Take the 2-minute tour ×
Mathematics Stack Exchange is a question and answer site for people studying math at any level and professionals in related fields. It's 100% free, no registration required.

It is a very difficult question. How can we Rationalizing the denominator? $$\frac{2^{1/2}}{5+3*(4^{1/3})-7*(2^{1/3})}$$
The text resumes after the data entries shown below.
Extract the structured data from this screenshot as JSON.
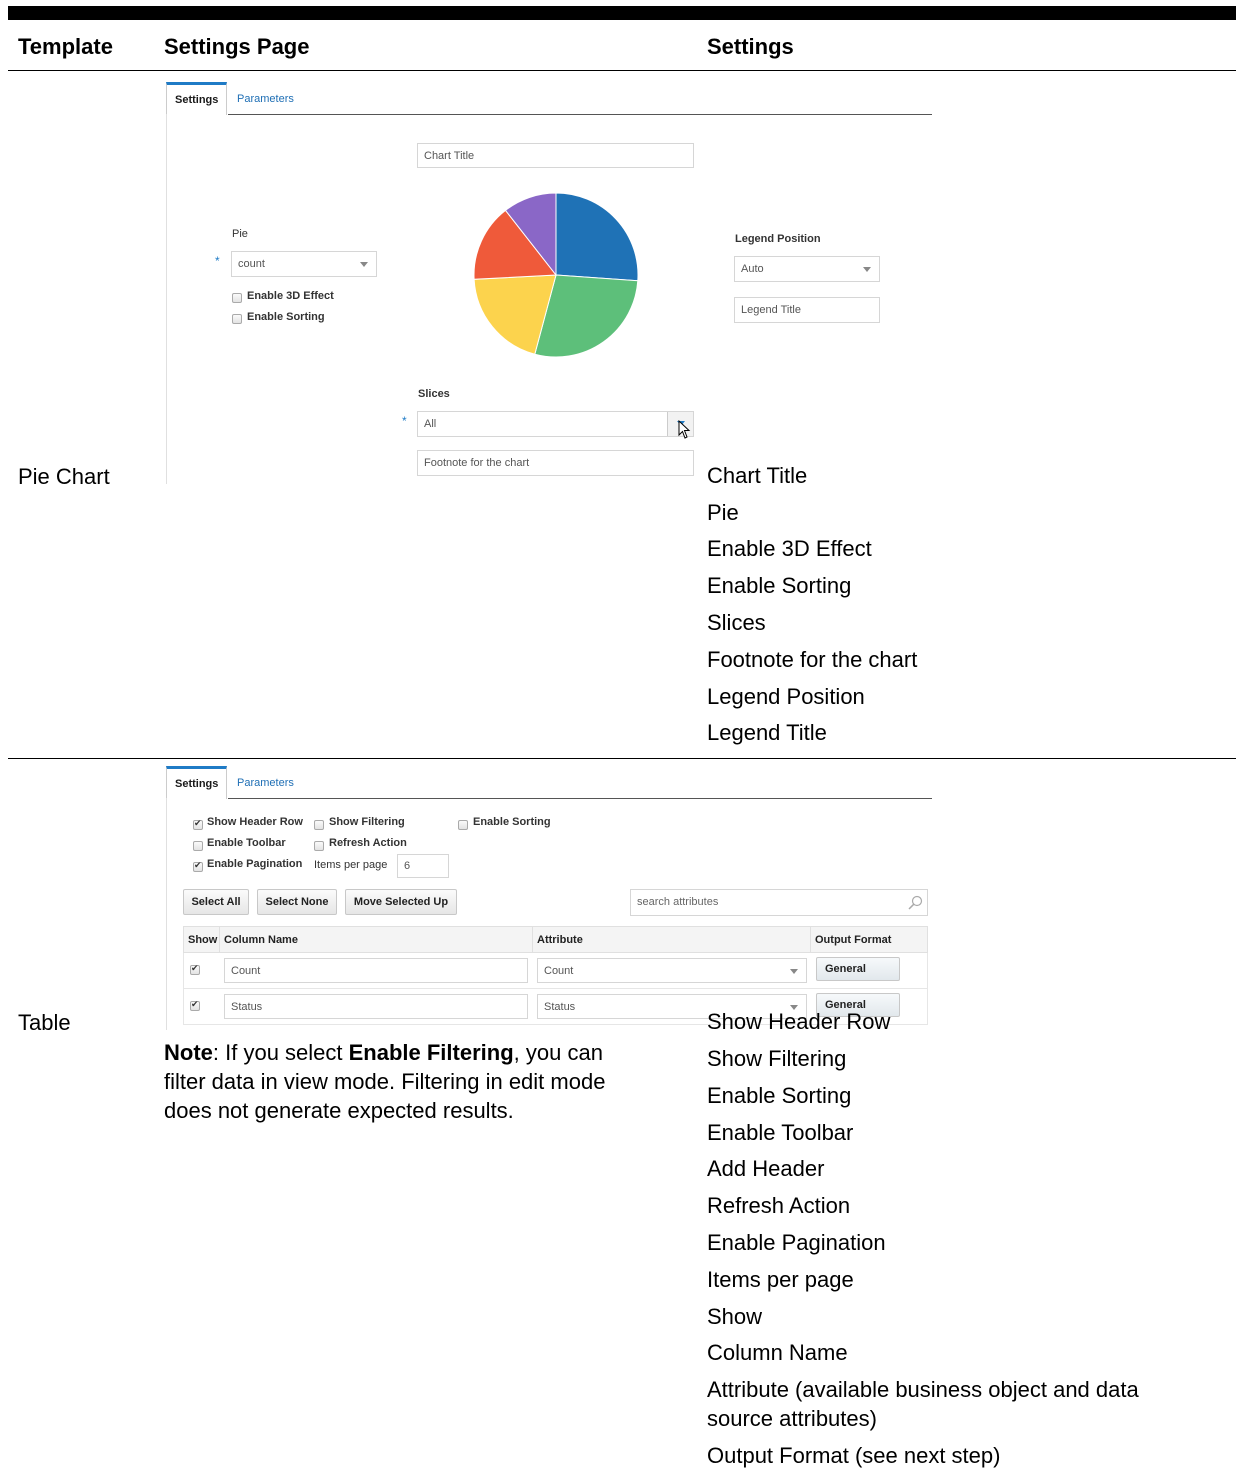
{
  "headers": {
    "template": "Template",
    "settings_page": "Settings Page",
    "settings": "Settings"
  },
  "rows": {
    "pie": {
      "template": "Pie Chart",
      "settings": [
        "Chart Title",
        "Pie",
        "Enable 3D Effect",
        "Enable Sorting",
        "Slices",
        "Footnote for the chart",
        "Legend Position",
        "Legend Title"
      ]
    },
    "table": {
      "template": "Table",
      "settings": [
        "Show Header Row",
        "Show Filtering",
        "Enable Sorting",
        "Enable Toolbar",
        "Add Header",
        "Refresh Action",
        "Enable Pagination",
        "Items per page",
        "Show",
        "Column Name",
        "Attribute (available business object and data",
        "source attributes)",
        "Output Format (see next step)"
      ],
      "note": {
        "label": "Note",
        "pre": ": If you select ",
        "bold": "Enable Filtering",
        "post_line1": ", you can",
        "line2": "filter data in view mode. Filtering in edit mode",
        "line3": "does not generate expected results."
      }
    }
  },
  "pie_shot": {
    "tabs": [
      "Settings",
      "Parameters"
    ],
    "chart_title_placeholder": "Chart Title",
    "pie_label": "Pie",
    "pie_value": "count",
    "enable_3d": "Enable 3D Effect",
    "enable_sorting": "Enable Sorting",
    "legend_position_label": "Legend Position",
    "legend_position_value": "Auto",
    "legend_title_placeholder": "Legend Title",
    "slices_label": "Slices",
    "slices_value": "All",
    "footnote_placeholder": "Footnote for the chart",
    "slice_colors": [
      "#1f72b6",
      "#5dbf7a",
      "#fcd34d",
      "#ef5a3a",
      "#8a67c7"
    ]
  },
  "table_shot": {
    "tabs": [
      "Settings",
      "Parameters"
    ],
    "show_header_row": "Show Header Row",
    "show_filtering": "Show Filtering",
    "enable_sorting": "Enable Sorting",
    "enable_toolbar": "Enable Toolbar",
    "refresh_action": "Refresh Action",
    "enable_pagination": "Enable Pagination",
    "items_per_page": "Items per page",
    "items_per_page_value": "6",
    "select_all": "Select All",
    "select_none": "Select None",
    "move_selected_up": "Move Selected Up",
    "search_placeholder": "search attributes",
    "columns": [
      "Show",
      "Column Name",
      "Attribute",
      "Output Format"
    ],
    "grid_rows": [
      {
        "column_name": "Count",
        "attribute": "Count",
        "format": "General"
      },
      {
        "column_name": "Status",
        "attribute": "Status",
        "format": "General"
      }
    ]
  }
}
share|improve this question
    
Expand the fraction by $(67 + 53\cdot 2^{1/3} + 34\cdot 4^{1/3})$. –  Arthur Feb 19 at 9:05
    
Hint: Use complex numbers. –  user2369284 Feb 19 at 9:06
    
I'd hate to think you might have to factor that denominator first. It doesn't look clean... –  Mike Feb 19 at 9:07
1  
@Mike It's a polynomial in $2^{1/3}$, and you cannot factor $5 - 7x + 3x^2$ in any nice way (without using complex numbers). So it's as clean as it's going to get. –  Arthur Feb 19 at 9:09
    
@Arthur Agreed. But it would be easier to rationalize terms of $a+b\times2^{1/3}$. It would be a ******* mess, but it would be straightforward. Where does your number come from? –  Mike Feb 19 at 9:19
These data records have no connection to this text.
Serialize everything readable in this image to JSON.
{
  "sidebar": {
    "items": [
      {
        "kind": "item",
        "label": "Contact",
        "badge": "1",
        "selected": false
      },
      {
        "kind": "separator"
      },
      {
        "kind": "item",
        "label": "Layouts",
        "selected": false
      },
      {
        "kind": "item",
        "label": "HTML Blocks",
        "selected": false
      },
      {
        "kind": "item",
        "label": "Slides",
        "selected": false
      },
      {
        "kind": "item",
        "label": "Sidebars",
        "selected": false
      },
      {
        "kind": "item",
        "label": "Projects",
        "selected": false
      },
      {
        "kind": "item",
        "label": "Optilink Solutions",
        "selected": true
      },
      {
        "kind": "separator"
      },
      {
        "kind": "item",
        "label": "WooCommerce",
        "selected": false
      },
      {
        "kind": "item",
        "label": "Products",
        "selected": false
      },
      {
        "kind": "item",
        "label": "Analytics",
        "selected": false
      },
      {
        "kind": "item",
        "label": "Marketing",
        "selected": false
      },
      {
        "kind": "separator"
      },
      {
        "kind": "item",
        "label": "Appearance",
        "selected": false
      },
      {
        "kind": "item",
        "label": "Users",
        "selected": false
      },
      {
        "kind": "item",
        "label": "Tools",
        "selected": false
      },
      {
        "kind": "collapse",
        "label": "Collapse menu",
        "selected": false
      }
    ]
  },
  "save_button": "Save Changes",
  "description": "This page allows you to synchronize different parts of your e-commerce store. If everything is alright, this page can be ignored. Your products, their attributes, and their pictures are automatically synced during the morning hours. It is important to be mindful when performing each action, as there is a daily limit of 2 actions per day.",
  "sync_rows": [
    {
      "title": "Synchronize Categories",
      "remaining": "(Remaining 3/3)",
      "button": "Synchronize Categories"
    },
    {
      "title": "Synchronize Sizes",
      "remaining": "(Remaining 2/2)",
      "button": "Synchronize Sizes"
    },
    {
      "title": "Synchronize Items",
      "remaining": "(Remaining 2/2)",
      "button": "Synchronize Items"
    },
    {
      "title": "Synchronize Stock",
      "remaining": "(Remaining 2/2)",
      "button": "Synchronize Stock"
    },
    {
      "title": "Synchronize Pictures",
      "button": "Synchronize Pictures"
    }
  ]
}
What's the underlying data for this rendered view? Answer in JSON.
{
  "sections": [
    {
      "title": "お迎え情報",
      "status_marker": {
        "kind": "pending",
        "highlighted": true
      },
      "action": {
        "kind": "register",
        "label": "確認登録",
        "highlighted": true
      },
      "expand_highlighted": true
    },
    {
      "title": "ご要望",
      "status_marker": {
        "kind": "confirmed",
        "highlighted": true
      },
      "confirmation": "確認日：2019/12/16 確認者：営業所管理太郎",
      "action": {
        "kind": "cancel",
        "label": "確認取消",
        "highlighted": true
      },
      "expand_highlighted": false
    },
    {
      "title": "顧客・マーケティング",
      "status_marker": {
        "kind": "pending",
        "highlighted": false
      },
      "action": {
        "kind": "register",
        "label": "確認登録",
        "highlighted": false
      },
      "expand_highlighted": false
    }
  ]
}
2 Answers 2

Your denominator is a polynomial in $x = 2^{1/3} = \sqrt[3]{2}$, i.e. you can write it as $5 - 7x + 3x^2$. I use $x$ for simplicity (something mathematicians very often do), so everywhere you see one you can swap it for $2^{1/3}$ if you like.

We want a polynomial $p(x)$ so that $(5 - 7x + 3x^2)\cdot p(x)$ is just a rational constant term. We will get that by utilizing that $x^3 = 2$ and $x^4 = 2x$. This also means that $p(x)$ doesn't need to be more than a second degree polynomial (were it of any higher degree, we could take any higher degree term and reduce it by three degrees because of $x^3 = 2$).
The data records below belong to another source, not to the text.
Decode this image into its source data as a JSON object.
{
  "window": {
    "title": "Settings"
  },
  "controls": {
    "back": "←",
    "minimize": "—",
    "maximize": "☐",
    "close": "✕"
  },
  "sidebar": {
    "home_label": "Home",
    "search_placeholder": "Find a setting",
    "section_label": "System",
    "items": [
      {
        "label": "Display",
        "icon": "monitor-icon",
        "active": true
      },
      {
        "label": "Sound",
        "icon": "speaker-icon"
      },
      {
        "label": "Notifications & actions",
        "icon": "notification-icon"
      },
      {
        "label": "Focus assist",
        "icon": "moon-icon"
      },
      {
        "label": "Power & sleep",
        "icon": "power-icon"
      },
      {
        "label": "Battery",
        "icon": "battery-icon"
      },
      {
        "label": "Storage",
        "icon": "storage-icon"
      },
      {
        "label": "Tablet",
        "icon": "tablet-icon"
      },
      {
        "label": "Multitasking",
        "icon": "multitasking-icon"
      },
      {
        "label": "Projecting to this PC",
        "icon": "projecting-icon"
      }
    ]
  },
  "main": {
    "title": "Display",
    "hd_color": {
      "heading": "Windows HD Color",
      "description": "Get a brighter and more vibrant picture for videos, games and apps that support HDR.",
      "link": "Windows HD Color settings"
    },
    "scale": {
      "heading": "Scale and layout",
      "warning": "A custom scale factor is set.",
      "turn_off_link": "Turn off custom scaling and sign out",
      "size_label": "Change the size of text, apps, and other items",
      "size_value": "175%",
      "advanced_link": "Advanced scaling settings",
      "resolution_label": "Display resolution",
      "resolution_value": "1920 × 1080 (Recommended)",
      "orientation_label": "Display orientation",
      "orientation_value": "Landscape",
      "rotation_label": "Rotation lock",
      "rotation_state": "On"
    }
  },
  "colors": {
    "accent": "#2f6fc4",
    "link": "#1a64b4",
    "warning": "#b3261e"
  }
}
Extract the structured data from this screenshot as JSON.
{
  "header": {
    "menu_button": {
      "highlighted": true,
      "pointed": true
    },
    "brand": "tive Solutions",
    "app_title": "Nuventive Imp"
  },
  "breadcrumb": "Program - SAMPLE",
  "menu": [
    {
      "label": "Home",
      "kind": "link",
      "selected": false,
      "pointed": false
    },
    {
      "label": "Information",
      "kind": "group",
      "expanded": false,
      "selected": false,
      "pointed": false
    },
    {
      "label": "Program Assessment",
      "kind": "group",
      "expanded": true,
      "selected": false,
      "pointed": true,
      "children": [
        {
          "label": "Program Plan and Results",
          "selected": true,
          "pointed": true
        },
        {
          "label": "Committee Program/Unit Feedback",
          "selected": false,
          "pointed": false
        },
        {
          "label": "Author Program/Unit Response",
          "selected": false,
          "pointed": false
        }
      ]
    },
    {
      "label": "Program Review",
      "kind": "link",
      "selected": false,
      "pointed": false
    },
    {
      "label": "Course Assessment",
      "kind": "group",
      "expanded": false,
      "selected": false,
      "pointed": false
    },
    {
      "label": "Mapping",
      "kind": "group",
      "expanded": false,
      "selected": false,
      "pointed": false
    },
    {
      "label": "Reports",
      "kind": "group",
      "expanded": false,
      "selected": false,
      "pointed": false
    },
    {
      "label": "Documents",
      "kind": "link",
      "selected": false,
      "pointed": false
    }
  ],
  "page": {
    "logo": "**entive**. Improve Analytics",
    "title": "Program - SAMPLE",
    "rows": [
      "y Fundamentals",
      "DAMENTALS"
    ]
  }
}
So let's write down a tentative $p(x) = a + bx + cx^2$. We have $$ (5 - 7x + 3x^2)\cdot p(x) = 5a + (5b - 7a)x + (5c - 7b + 3a)x^2 + (-7c + 3b)x^3 + 3cx^4\\ = 5a - 14c + 6b + (5b -7a + 6c)x + (5c - 7b + 3a)x^2 $$ (Note that $(-7c + 3b)$ and $3c$ doubled when I moved them down three degrees. That doubling comes from $x^3 = 2$. If you are going to do this for other cube roots, e.g. $3^{1/3}$, you will have to multiply by something else, e.g. $3$.) This polynomial is supposed to be just a constant term, so we must have $$ 5b - 7a + 6c = 0 \quad \land \quad 5c - 7b + 3a = 0 $$ Since for any valid polynomial $p(x)$ we also have $k\cdot p(x)$ valid for a rational $k$, we can let $k = \frac{1}{c}$, and assume that $c = 1$. We then get $$ 7a - 5b = 6 \quad \land \quad 7b - 3a = 5 $$ with the solutions $$ b = \frac{53}{34}\quad a= \frac{67}{34} $$ so the polynomial $$ p(x) = \frac{67}{34} + \frac{53}{34}x + x^2 $$ works. This is not so pretty, though, so we multiply it by $34$ to get $$ 34\cdot p(x) = 67 + 53x + 34x^2 = 67 + 53\cdot 2^{1/3} + 34\cdot 4^{1/3} $$ So that's what we have to expand the fraction by to get a rational denominator (the denominator happens to become $177$, but that's not the important part of this exercise).

share|improve this answer

$\frac1{A+B\sqrt[3]{n}+C\sqrt[3]{n^2}}= \frac{ \begin{vmatrix} 1&\sqrt[3]n&\sqrt[3]{n^2}\\ B&A&Cn\\ C&B&A \end{vmatrix} }{\begin{vmatrix} A&Cn&Bn\\ B&A&Cn\\ C&B&A \end{vmatrix}}= \frac{A^2-BCn+(C^2n-AB)\sqrt[3]{n}+(B^2-AC)\sqrt[3]{n^2}} {A^3+B^3n+C^3n^2-3ABCn}$

share|improve this answer

Your Answer

 
discard

By posting your answer, you agree to the privacy policy and terms of service.

Not the answer you're looking for? Browse other questions tagged or ask your own question.